One of the most controversial aspects of Pope Francis' trip to the United States is already shaping up to be the canonization of Fr. Junipero Serra, an 18th century Franciscan priest who was one of the first immigrants in California.
The pontiff will preside over the event — the first-ever canonization on U.S. soil — on Wednesday at 4:15 p.m. E.T. at the National Shrine of the Immaculate Conception in Washington, D.C. It's an occasion that's expected to attract 20,000 people.
But while Serra, who was a Spanish-born missionary responsible for helping bring Christianity to California, is set to be honored nearly 30 years after his beatification back in 1988, some are questioning the merits of Pope Francis' decision.
The statue of missionary Junipero Serra, center, is seen in Statuary Hall, also known as the Old Hall of the House, on Capitol Hill in Washington, Thursday, July 2, 2015. (AP Photo/Pablo Martinez Monsivais)
The pontiff decided earlier this year to fast-track the process by not requiring the typical proof of two miracles, and, instead, simply took one purported miracle into account in which a nun claimed that she was cured of Lupus after praying to Serra, the Associated Press reported.
It is widely known that Serra, a Spanish-born missionary, went to California to help spread Christianity to the native peoples there, setting up nine missions in the process. While some see him as a hero who helped introduce and spread the faith, others hold an entirely different view.

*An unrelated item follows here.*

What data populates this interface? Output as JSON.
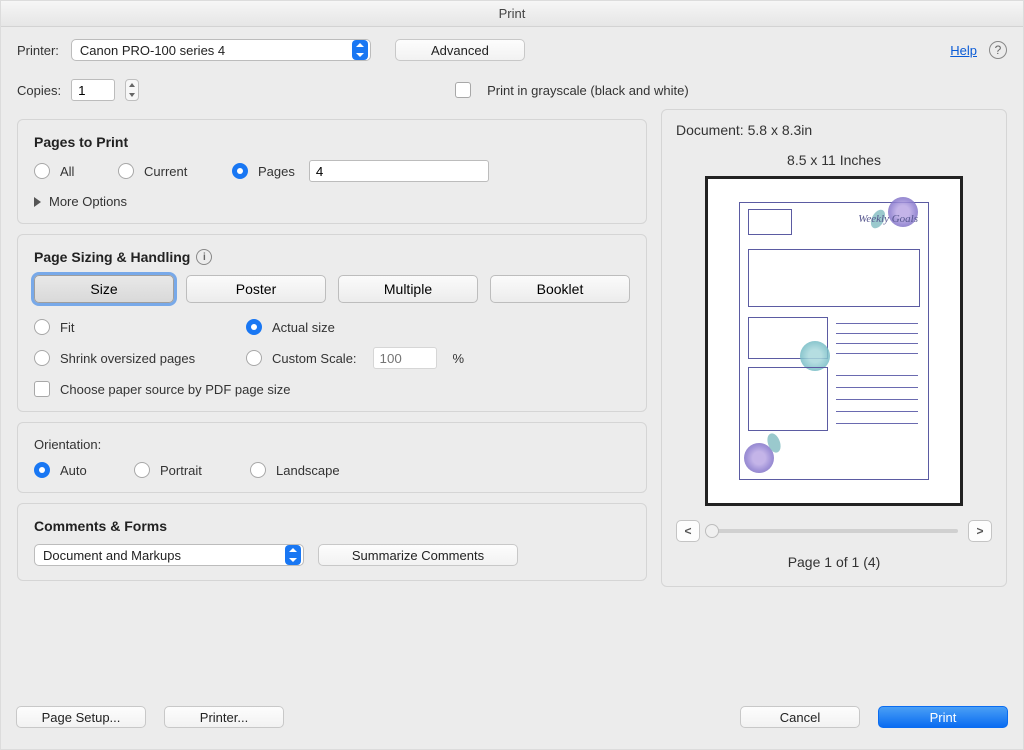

Critics claim that Serra helped spread disease, enslaved those who were converted and wiped out native populations. But the Vatican has said, in contrast, that he worked to defend Native Americans.
Pope Francis (Getty)
“He traveled to the periphery of the world — California was the end of world back then — to share his love of God with the Native Americans, whom he deeply loved and they loved him in return,” Catholic scholar Msgr. Francis Weber told the National Catholic Reporter earlier this year.
Others, though, like Valentin Lopez, chairman of the Amah Mutsun Tribal Band, see the situation quite differently.
"It is very offensive to canonize the person who actually enslaved, whipped, tortured and separated families and destroyed our cultural and spiritual beliefs," Lopez told NBC News. "How can that behavior be recognized as saintly behavior?"
Pope Francis and President Barack Obama (Chip Somodevilla/Getty Images)
The Amah Mutsun Tribal Band penned a letter to Pope Francis in August, further expressing opposition to the decision to canonize Serra, accusing the missionary of "forced labor."
While Lopez told NBC News that he knows that the canonization will go forward as planned despite his protest, he refuses to back down."We will never accept Junipero Serra's canonization," he told the outlet. "We will continue the fight to have the canonization rescinded. One day, the Catholic Church will realize it made a mistake."
See the introduction to Lopez's letter below:
Amah Mutsun Tribal Band
Debate over Serra has been so fierce in fact that California politicians considered removing a statue bearing his likeness earlier this year that has been in the U.S. Capitol's National Statuary Hall since 1931, though Gov. Jerry Brown said that it will remain.
Serra established the first California mission in 1769 and subsequently launched eight others in the state, being credited with helping Spain create a presence in California, according too Biography.com.